In a week when Cornish pasty makers were once again defending their most famous pie against Devonshire imposters, a Dutch holidaymaker has captured strong evidence that gulls can actually tell the difference.
Gerritt de Groot was in Penzance enjoying an ice cream with his children when he noticed that a gull had left a discarded pasty, with its pastry crimped along the top, completely untouched.
“I was being kind of intrigue by this funny thing,” he said. “So we are doing a sort of experimenting, you know?” Gerritt, a senior lecturer at Voodstraatten Institute of Learning, bought pasties from the local grocer, some with seams along the side – in the traditional Cornish style – and others with a top seam, usually known as ‘Devon pasties’.
“It was being quite fantastical, what we are seeing is happening,” said Gerritt. “It is taking not more than ten minutes when the gull he is eating only the pasties that the Cornwall people are calling the ‘Cornish pasties’.”

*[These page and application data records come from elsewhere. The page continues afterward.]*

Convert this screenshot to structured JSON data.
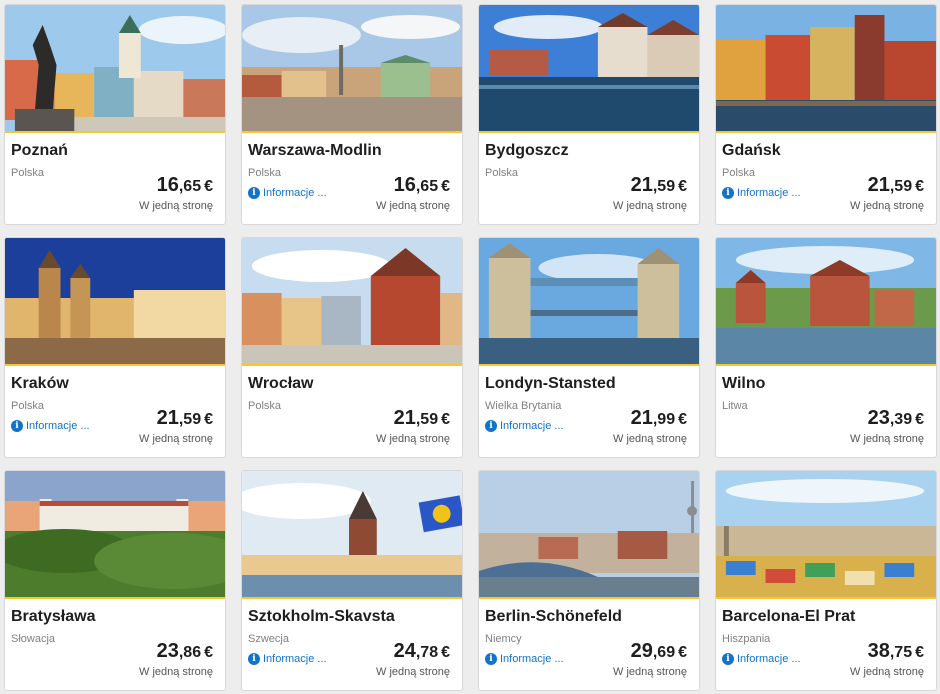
{
  "info_label": "Informacje ...",
  "oneway_label": "W jedną stronę",
  "currency": "€",
  "accent": "#f1c933",
  "info_color": "#1173c9",
  "destinations": [
    {
      "city": "Poznań",
      "country": "Polska",
      "price_int": "16",
      "price_dec": ",65",
      "info": false
    },
    {
      "city": "Warszawa-Modlin",
      "country": "Polska",
      "price_int": "16",
      "price_dec": ",65",
      "info": true
    },
    {
      "city": "Bydgoszcz",
      "country": "Polska",
      "price_int": "21",
      "price_dec": ",59",
      "info": false
    },
    {
      "city": "Gdańsk",
      "country": "Polska",
      "price_int": "21",
      "price_dec": ",59",
      "info": true
    },
    {
      "city": "Kraków",
      "country": "Polska",
      "price_int": "21",
      "price_dec": ",59",
      "info": true
    },
    {
      "city": "Wrocław",
      "country": "Polska",
      "price_int": "21",
      "price_dec": ",59",
      "info": false
    },
    {
      "city": "Londyn-Stansted",
      "country": "Wielka Brytania",
      "price_int": "21",
      "price_dec": ",99",
      "info": true
    },
    {
      "city": "Wilno",
      "country": "Litwa",
      "price_int": "23",
      "price_dec": ",39",
      "info": false
    },
    {
      "city": "Bratysława",
      "country": "Słowacja",
      "price_int": "23",
      "price_dec": ",86",
      "info": false
    },
    {
      "city": "Sztokholm-Skavsta",
      "country": "Szwecja",
      "price_int": "24",
      "price_dec": ",78",
      "info": true
    },
    {
      "city": "Berlin-Schönefeld",
      "country": "Niemcy",
      "price_int": "29",
      "price_dec": ",69",
      "info": true
    },
    {
      "city": "Barcelona-El Prat",
      "country": "Hiszpania",
      "price_int": "38",
      "price_dec": ",75",
      "info": true
    }
  ]
}
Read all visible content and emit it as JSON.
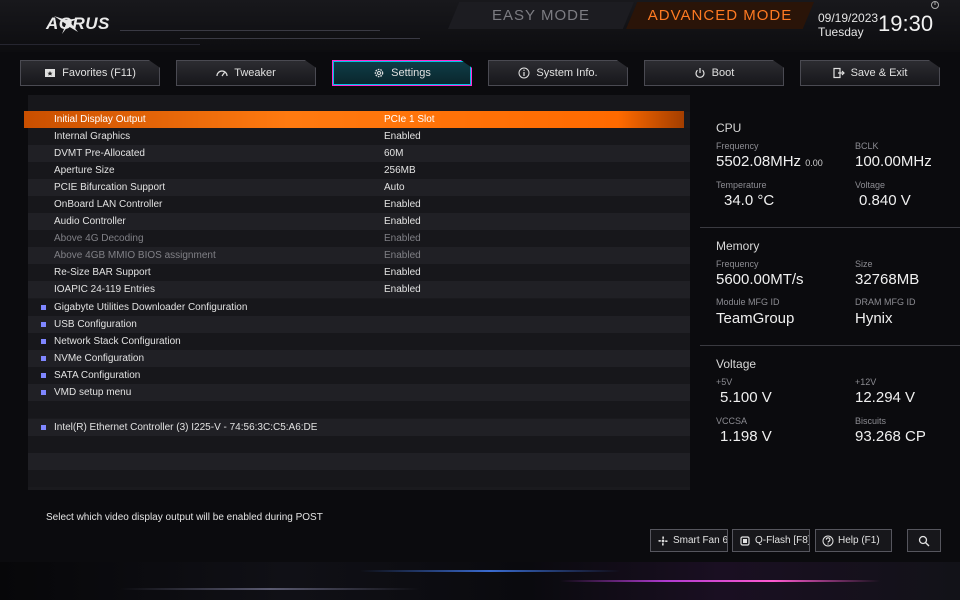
{
  "header": {
    "brand": "AORUS",
    "easy_mode": "EASY MODE",
    "advanced_mode": "ADVANCED MODE",
    "date": "09/19/2023",
    "day": "Tuesday",
    "time": "19:30"
  },
  "tabs": [
    {
      "label": "Favorites (F11)",
      "icon": "star-folder-icon"
    },
    {
      "label": "Tweaker",
      "icon": "speedometer-icon"
    },
    {
      "label": "Settings",
      "icon": "gear-icon",
      "active": true
    },
    {
      "label": "System Info.",
      "icon": "info-icon"
    },
    {
      "label": "Boot",
      "icon": "power-icon"
    },
    {
      "label": "Save & Exit",
      "icon": "exit-icon"
    }
  ],
  "settings": [
    {
      "label": "Initial Display Output",
      "value": "PCIe 1 Slot",
      "selected": true
    },
    {
      "label": "Internal Graphics",
      "value": "Enabled"
    },
    {
      "label": "DVMT Pre-Allocated",
      "value": "60M"
    },
    {
      "label": "Aperture Size",
      "value": "256MB"
    },
    {
      "label": "PCIE Bifurcation Support",
      "value": "Auto"
    },
    {
      "label": "OnBoard LAN Controller",
      "value": "Enabled"
    },
    {
      "label": "Audio Controller",
      "value": "Enabled"
    },
    {
      "label": "Above 4G Decoding",
      "value": "Enabled",
      "disabled": true
    },
    {
      "label": "Above 4GB MMIO BIOS assignment",
      "value": "Enabled",
      "disabled": true
    },
    {
      "label": "Re-Size BAR Support",
      "value": "Enabled"
    },
    {
      "label": "IOAPIC 24-119 Entries",
      "value": "Enabled"
    },
    {
      "label": "Gigabyte Utilities Downloader Configuration",
      "submenu": true
    },
    {
      "label": "USB Configuration",
      "submenu": true
    },
    {
      "label": "Network Stack Configuration",
      "submenu": true
    },
    {
      "label": "NVMe Configuration",
      "submenu": true
    },
    {
      "label": "SATA Configuration",
      "submenu": true
    },
    {
      "label": "VMD setup menu",
      "submenu": true
    },
    {
      "label": ""
    },
    {
      "label": "Intel(R) Ethernet Controller (3) I225-V - 74:56:3C:C5:A6:DE",
      "submenu": true
    }
  ],
  "info": {
    "cpu": {
      "title": "CPU",
      "frequency_label": "Frequency",
      "frequency_value": "5502.08MHz",
      "frequency_sub": "0.00",
      "bclk_label": "BCLK",
      "bclk_value": "100.00MHz",
      "temp_label": "Temperature",
      "temp_value": "34.0 °C",
      "voltage_label": "Voltage",
      "voltage_value": "0.840 V"
    },
    "memory": {
      "title": "Memory",
      "frequency_label": "Frequency",
      "frequency_value": "5600.00MT/s",
      "size_label": "Size",
      "size_value": "32768MB",
      "module_label": "Module MFG ID",
      "module_value": "TeamGroup",
      "dram_label": "DRAM MFG ID",
      "dram_value": "Hynix"
    },
    "voltage": {
      "title": "Voltage",
      "v5_label": "+5V",
      "v5_value": "5.100 V",
      "v12_label": "+12V",
      "v12_value": "12.294 V",
      "vccsa_label": "VCCSA",
      "vccsa_value": "1.198 V",
      "biscuits_label": "Biscuits",
      "biscuits_value": "93.268 CP"
    }
  },
  "help_text": "Select which video display output will be enabled during POST",
  "bottom_buttons": {
    "smart_fan": "Smart Fan 6 [F",
    "qflash": "Q-Flash [F8]",
    "help": "Help (F1)"
  },
  "colors": {
    "accent": "#ff7a10",
    "active_tab_border": "#ff2ad0",
    "submenu_bullet": "#7f86ff"
  }
}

Spoofflé’s Cookery editor Stefanie Baker was not surprised by the evidence. “Oh we’ve know about this for years,” said Stefanie, a native of Cornwall. “Not only do pasties from Devon have their seam in the wrong place, I believe they’re filled with rabbit guts, crushed crow’s beaks and possibly worms. I wouldn’t be seen dead with one.”